Continental Resources of Illinois

Stephen H. Rowley, Carl K. Steffensen, James A. Drahovzal, Louis E. Schultz, Glenn W. Bear, and Steven Bergman


     The English Basin is interpreted as a Meso- and Neoproterozoic-aged depocenter, developed beneath Paleozoic strata in Kentucky and Indiana. The Louisville Uplift defines the eastern basin margin, interpreted as a western vergent foreland-style basement thrust exhibiting 8 km of vertical uplift.

     Seismic data reveals a complex depocenter with a depth to crystalline basement exceeding 6100 m.  Seismic reflectors traced over a large lateral area depict a layered Proterozoic sequence.  Potential field data tied to regional seismic data allows interpretation of basinal geometry.

     A thrust-fault system developed in the lowermost Centralia Group is named the Hoosier Thrust Belt.  Above an angular unconformity truncating Centralia strata, the interpreted volcanic and volcaniclastic sediments of the Wyandot Formation (proposed) are deformed by the 600mya foreland thrust. The Neoproterozoic-aged Marengo Formation is interpreted as foreland basin fill.

     Subsequent tectonism during the Middle Cambrian resulted in rift style sedimentation within the English Basin. Remobilization tectonism is evident during the Taconic, Acadian and Alleghenian Events, and possibly the Jurassic/Triassic break-up of the Pangean supercontinent.

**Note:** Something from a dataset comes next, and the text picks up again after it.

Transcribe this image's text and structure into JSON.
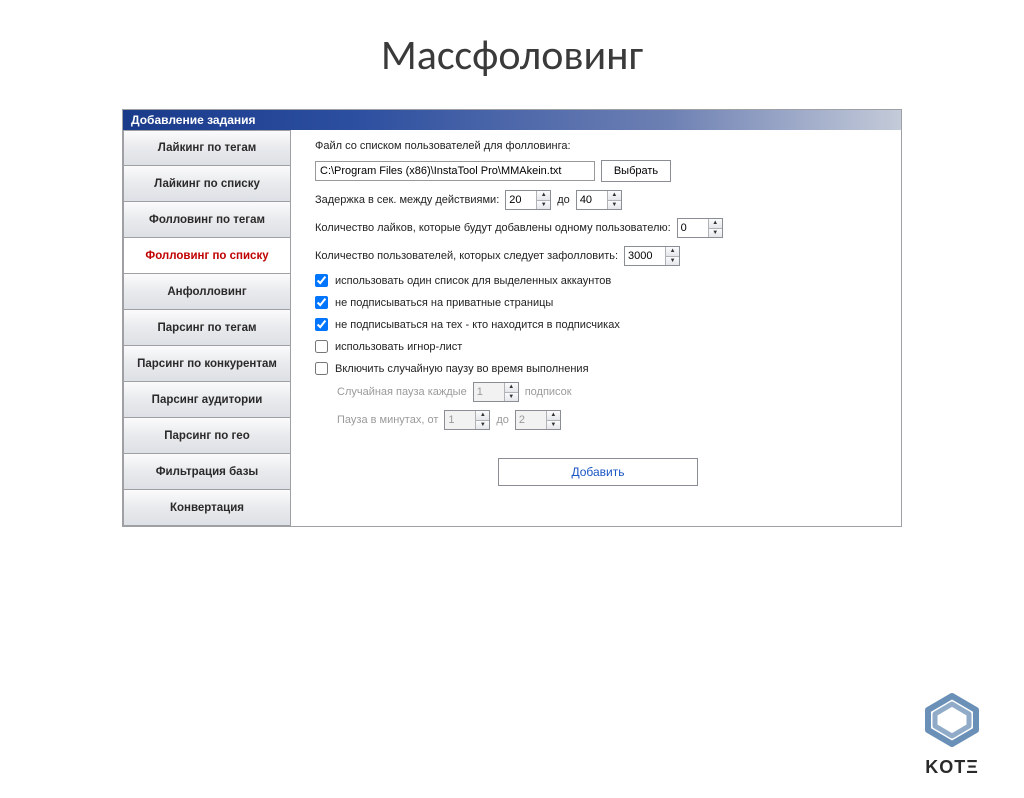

     Significant large-scale structures may provide excellent potential for hydrocarbon exploration. The margins of the Louisville Uplift are expressed in Paleozoic strata by shallow fault systems. The remobilization of the faults controlled the development of hydrocarbon fields along the margins of the basin. Other trap types include far-field thrusting, forced folds, wrench faults, extensional fault blocks, and stratigraphic traps.